I've been working on an article for RealDeepDish.com on deep dish "hardware",
and naturally it will have a section on "seasoning" deep dish pans.
In other locations in the pizzamaking.com forum, we've had discussions on the best way to achieve a darkened coating on our pans.
Part of the problem is that there are many styles of pans available, including non-plated bare steel pans, which you can sometimes find at a restaurant supply store, often pre-treated with a mystery coating that needs to be pre-baked before you use it. If you have a pan that hasn't been pre-treated, you might want to try seasoning it yourself.
Most recommend adding a light coating of oil (with a high smoke point) to the pan, which would then be baked empty before first use. Repeat the oiling and baking until the pan darkens, or just keep using the pan to make pizzas.
I think it was Loo Waters who suggested using tomato sauce or something with sugar in it to more quickly blacken the outside of your pans.
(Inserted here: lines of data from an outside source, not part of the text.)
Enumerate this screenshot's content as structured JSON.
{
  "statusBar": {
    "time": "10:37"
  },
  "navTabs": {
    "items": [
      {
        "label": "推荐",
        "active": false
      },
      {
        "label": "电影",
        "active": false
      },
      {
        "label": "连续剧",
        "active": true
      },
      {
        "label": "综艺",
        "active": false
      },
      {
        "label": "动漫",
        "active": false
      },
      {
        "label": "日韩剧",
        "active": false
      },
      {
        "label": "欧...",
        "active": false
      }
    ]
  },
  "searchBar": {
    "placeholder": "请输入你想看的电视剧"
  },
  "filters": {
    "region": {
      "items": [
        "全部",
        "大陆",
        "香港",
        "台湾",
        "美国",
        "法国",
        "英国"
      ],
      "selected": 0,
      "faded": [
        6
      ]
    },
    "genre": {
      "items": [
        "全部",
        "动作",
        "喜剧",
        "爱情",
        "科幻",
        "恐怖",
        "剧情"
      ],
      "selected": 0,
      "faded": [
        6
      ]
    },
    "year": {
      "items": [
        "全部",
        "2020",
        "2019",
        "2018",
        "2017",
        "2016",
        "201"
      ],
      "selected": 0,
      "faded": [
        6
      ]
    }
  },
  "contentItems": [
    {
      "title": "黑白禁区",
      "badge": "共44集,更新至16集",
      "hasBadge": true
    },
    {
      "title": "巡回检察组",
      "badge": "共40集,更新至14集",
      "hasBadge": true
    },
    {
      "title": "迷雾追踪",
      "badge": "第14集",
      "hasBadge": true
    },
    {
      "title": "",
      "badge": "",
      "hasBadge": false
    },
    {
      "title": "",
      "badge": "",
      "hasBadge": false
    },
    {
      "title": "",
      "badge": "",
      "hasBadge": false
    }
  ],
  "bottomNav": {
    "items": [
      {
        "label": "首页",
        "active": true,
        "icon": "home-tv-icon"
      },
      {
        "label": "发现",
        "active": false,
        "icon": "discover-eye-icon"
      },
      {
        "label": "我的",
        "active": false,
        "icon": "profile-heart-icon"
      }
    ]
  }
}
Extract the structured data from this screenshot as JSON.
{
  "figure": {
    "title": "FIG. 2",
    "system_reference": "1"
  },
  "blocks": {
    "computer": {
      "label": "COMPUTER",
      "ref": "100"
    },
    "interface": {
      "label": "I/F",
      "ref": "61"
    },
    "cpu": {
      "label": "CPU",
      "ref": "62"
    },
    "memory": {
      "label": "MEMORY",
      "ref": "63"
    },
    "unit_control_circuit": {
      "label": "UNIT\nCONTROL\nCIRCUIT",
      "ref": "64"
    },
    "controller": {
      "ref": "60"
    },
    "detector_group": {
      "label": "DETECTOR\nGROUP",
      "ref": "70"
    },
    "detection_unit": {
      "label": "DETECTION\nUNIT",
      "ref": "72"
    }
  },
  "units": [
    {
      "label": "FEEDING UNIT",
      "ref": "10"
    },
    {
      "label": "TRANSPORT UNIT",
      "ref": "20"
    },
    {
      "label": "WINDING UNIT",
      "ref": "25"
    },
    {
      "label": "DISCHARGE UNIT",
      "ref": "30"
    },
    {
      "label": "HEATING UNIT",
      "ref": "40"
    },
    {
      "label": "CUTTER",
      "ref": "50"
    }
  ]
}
The concept being that sugar and carbohydrates would more effectively burn and turn into carbon (aka blackened). Once you've blackened your pan this way, you could use light coatings of oil to keep the pans seasoned.
I suppose you could just candy-coat your pan with oil and sugar, and then just caramelize the heck out of it on your bbq grill until it blackens into a layer of char. Let it cool, wipe it out, oil it, and rebake.
However you season your pans, I recommend seasoning your pans outside in your bbq grill unless you have really excellent oven ventilation, because burning things makes eye-burning smoke that can smoke up your home for months.
Your other option (besides buying someone's pre-seasoned pans on ebay)
is to buy the various pre-blackened pans with proprietary names like PSTK (Pre-Seasoned Tuff Kote), BlackBuster or Bakalon.
I am curious, however, about the sanitation methods for blackened pans.
Because seasoned pans are supposed to be cleaned with hot water and never soap, what would be the proper cleaning, drying, and storing method for blackened deep dish pans?
If one of us were to run a deep dish restaurant in Chicago, for example, how do we keep up with the sanitation codes if we choose to go with our seasoned pans instead of the industry-coated ones I listed above?